Blog by | April 11th, 2008


World-class housing prices in B.C.

Kelowna home costs rank 13th highest in six-country survey

Susan Lazaruk, The Province

Published: Wednesday, January 30, 2008

It's official: Homes in Vancouver, Abbotsford, Victoria and Kelowna are "severely unaffordable" and among the top most expensive housing markets among six countries surveyed.

The high housing prices are not because they're desirable places to live, but because urban planners and governments limit urban sprawl, according to the fourth annual report by a U.S. public policy firm called Demographia.

There's "one clear conclusion: The affordability of housing is overwhelmingly a function of just one thing, the extent to which government place artificial restrictions on the supply of residential land," Donald Brash, a former governor of the Reserve Bank of New Zealand, wrote in the 2008 report.

Philip Hochstein, president of the Independent Contractors and Businesses Association, says it's time to rethink B.C.'s Agricultural Land Reserve, which restricts development near urban areas such as at Garden City and Westminster Highway in Richmond.

Philip Hochstein, president of the Independent Contractors and Businesses Association, says it's time to rethink B.C.'s Agricultural Land Reserve, which restricts development near urban areas such as at Garden City and Westminster Highway in Richmond.

Gerry Kahrmann - The Province

"The pathway to affordable housing is abundantly clear: Remove urban growth boundaries."

In Metro Vancouver, that means the Agricultural Land Reserve.

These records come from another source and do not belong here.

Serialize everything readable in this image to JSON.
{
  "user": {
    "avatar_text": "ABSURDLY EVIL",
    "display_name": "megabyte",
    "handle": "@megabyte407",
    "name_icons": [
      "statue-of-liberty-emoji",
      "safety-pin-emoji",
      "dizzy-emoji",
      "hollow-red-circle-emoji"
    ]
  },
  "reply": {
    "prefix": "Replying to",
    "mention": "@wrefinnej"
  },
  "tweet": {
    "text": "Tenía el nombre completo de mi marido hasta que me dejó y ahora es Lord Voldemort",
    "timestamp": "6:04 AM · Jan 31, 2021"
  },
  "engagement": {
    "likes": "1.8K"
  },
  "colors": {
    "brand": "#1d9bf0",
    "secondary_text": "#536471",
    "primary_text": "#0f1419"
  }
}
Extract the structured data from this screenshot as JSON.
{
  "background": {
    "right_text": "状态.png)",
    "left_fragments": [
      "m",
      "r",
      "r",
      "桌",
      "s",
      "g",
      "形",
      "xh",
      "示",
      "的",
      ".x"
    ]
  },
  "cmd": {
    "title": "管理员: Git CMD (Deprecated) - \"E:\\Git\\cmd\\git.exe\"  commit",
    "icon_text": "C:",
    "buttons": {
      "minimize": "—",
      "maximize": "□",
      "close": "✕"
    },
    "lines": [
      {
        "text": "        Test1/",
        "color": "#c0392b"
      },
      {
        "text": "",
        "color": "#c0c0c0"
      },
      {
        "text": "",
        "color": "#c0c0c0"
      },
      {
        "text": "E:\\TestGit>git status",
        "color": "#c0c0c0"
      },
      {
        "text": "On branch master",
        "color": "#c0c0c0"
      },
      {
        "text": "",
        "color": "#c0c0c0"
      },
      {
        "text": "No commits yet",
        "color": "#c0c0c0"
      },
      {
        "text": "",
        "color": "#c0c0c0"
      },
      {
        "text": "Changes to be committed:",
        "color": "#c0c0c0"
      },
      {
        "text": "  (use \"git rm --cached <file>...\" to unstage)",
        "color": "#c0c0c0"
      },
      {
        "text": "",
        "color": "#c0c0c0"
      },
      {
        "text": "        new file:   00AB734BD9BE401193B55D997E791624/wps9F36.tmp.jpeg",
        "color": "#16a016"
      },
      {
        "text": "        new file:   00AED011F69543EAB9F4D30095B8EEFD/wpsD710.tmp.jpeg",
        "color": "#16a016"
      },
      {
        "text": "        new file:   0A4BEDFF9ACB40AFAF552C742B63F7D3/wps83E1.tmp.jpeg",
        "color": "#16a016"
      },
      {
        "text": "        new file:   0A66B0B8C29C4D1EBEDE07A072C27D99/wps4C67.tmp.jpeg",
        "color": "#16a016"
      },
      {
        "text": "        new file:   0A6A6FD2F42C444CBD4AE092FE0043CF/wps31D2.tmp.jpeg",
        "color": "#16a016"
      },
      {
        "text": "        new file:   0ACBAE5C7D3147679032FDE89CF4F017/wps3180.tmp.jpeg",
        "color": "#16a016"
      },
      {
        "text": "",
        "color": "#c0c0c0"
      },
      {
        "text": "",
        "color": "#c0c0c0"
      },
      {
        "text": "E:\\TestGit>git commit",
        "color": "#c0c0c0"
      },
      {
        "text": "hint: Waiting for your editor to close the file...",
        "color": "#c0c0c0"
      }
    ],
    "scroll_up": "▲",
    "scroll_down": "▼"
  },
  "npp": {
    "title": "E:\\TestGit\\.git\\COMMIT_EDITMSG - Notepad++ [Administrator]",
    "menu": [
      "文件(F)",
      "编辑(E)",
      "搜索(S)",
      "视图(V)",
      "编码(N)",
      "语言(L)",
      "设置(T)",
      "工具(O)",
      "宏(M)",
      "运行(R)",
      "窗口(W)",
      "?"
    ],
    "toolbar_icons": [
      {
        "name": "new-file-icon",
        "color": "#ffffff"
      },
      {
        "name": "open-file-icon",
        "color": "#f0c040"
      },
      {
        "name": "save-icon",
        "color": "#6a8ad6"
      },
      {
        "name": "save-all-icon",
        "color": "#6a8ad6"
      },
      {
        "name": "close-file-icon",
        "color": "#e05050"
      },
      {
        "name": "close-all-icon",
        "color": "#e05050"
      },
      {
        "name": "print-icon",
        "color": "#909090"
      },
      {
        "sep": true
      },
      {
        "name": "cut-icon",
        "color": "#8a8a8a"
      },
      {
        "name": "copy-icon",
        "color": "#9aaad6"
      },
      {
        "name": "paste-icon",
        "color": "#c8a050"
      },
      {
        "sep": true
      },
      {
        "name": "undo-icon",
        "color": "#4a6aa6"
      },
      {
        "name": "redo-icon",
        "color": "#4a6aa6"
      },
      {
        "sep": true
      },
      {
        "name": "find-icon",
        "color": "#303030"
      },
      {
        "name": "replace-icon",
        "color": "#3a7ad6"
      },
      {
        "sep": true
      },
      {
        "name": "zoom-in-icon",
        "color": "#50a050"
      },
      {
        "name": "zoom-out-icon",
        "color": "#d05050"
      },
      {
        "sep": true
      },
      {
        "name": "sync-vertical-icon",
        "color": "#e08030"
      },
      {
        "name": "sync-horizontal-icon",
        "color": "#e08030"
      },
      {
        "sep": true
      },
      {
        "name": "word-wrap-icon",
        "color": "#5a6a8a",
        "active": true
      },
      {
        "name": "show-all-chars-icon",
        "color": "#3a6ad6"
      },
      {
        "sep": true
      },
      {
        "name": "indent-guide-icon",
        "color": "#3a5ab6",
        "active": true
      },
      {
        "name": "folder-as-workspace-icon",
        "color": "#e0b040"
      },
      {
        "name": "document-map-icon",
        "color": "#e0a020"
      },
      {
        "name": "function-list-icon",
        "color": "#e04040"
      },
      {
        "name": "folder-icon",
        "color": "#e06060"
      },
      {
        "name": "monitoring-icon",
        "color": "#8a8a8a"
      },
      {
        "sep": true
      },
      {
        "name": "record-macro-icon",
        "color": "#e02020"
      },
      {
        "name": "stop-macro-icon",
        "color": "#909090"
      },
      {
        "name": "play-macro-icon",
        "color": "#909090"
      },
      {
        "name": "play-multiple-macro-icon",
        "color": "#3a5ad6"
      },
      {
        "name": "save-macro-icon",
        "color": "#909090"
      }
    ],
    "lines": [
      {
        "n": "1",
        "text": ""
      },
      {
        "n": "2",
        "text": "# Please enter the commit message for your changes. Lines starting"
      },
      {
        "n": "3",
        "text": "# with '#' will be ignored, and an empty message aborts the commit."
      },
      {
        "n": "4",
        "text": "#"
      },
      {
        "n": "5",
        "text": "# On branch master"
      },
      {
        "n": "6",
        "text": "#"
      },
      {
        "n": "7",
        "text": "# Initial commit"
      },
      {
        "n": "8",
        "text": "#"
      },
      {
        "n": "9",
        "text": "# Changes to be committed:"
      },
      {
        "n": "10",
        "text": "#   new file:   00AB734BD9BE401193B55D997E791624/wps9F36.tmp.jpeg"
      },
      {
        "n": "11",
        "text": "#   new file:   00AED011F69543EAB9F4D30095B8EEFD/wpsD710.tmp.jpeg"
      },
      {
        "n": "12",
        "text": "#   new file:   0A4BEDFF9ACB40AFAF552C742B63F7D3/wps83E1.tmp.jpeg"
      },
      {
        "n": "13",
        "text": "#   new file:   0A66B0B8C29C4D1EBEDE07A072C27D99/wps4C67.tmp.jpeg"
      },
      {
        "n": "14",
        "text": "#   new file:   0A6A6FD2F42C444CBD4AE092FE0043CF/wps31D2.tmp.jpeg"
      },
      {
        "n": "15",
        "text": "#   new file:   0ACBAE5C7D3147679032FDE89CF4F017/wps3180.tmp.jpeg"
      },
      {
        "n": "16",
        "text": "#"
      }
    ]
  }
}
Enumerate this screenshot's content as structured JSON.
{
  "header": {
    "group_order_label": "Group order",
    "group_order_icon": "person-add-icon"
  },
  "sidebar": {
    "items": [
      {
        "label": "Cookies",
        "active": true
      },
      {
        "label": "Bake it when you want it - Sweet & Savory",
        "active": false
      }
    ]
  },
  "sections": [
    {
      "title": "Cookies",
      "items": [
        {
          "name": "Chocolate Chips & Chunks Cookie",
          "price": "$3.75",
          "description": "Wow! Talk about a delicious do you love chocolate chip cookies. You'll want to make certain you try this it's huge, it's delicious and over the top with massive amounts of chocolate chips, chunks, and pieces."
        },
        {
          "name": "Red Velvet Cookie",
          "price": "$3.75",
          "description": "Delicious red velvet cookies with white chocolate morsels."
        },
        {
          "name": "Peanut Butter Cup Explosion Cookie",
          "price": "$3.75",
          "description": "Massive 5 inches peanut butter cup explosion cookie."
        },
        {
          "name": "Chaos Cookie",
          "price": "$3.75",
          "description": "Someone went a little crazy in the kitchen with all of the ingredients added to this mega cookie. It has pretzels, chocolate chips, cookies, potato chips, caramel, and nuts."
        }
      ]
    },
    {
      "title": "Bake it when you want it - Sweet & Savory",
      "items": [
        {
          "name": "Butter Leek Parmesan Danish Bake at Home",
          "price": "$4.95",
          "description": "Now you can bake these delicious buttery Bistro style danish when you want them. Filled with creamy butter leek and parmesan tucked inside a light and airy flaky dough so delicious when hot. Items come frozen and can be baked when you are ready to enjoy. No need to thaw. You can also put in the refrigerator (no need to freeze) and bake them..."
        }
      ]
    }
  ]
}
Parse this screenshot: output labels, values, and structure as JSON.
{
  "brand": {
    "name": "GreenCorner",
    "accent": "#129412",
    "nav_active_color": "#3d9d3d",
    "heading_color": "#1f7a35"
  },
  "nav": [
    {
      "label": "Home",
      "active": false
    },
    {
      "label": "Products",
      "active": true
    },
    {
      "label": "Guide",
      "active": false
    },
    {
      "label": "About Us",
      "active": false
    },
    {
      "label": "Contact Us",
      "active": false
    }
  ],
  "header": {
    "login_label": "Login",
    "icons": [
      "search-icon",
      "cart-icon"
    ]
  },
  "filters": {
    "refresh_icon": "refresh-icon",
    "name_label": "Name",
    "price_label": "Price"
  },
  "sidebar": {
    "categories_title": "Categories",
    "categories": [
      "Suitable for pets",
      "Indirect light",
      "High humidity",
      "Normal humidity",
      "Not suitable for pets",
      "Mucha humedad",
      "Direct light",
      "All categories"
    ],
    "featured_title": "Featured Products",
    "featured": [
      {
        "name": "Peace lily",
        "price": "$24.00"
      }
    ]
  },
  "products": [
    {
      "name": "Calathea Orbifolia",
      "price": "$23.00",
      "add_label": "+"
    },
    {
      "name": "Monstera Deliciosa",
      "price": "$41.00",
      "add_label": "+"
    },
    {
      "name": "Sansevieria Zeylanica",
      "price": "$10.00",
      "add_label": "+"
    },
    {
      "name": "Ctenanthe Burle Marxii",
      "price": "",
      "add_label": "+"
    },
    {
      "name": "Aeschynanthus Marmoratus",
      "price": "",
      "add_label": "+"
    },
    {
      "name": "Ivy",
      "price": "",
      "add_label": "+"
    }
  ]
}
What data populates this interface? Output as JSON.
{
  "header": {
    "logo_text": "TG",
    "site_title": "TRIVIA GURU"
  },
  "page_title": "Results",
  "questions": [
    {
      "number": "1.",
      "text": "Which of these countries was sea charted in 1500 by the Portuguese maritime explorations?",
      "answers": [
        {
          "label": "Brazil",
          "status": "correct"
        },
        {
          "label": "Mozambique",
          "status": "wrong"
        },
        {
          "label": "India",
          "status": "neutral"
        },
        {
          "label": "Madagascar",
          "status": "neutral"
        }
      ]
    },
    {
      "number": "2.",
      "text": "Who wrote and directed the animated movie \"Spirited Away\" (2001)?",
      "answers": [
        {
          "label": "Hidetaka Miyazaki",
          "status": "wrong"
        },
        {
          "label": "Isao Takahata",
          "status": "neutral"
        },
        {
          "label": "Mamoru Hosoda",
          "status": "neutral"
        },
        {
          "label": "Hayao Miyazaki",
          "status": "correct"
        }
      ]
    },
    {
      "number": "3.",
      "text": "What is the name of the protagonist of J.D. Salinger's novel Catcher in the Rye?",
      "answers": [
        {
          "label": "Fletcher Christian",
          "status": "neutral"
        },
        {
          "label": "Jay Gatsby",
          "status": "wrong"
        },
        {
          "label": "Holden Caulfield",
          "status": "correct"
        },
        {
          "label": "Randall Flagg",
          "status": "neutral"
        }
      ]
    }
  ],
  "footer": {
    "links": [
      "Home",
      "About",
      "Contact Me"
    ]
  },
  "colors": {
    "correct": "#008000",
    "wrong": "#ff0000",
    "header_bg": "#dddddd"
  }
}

Developers say it's time to reopen the debate on whether the ALR still makes sense, decades after it was brought in.

The Demographia report ranked affordability in Canada, the U.S., the U.K., Ireland, Australia and New Zealand based on how expensive housing is in relation to incomes, with a rating of three the cutoff for affordability.

Canada overall was rated at 3.1, which means it takes three years of median household income to buy a house at the median price, the midpoint between the highest and lowest.

Vancouver's 8.4 rating means it would take 8.4 years of median income to buy a house at the median price.

That news comes on the heels of an RBC housing affordability forecast that found Vancouverites would need 70 per cent of their net income to buy a house.

The numbers are painfully real for Carl Larouche, 44, a Vancouver teacher who recently bought a one-bedroom apartment on Great Northern Way for $265,000 after discovering 400-square-foot bachelors were fetching $300,000 in the West End.

But Larouche, who is from Saguenay, Quebec, the second-cheapest place in Canada to live, where houses cost about $100,000, said, "I would never go back there. Those are the sacrifices you make to live in Vancouver. I would be happy in a tent here."

Even though Vancouver's rating is up from 7.7 last year, Vancouver moved down to 15th spot overall. And Victoria, with a rating of 7.3, inched up one spot to 22nd.

Kelowna was ranked for the first time this year and vaulted ahead of Vancouver into 13th spot worldwide, with a rating of 8.5. Abbotsford, at No. 59 worldwide, was also ranked for the first time. Both are less affordable than Toronto.

Report author Wendell Cox argued that scarcity drives up prices and limiting growth limits supply.

For instance, housing is affordable in the large, vibrant cities of Atlanta and Houston because city planners don't inhibit growth.

In Vancouver, Philip Hochstein of the Independent Contractors and Businesses Association said it's time to rethink the ALR, which makes up 20 per cent of Metro Vancouver's so-called Green Zone. It includes parks and public spaces and accounts for 70 per cent of Metro Vancouver.

"It's one of the things driving up the cost of housing," he said.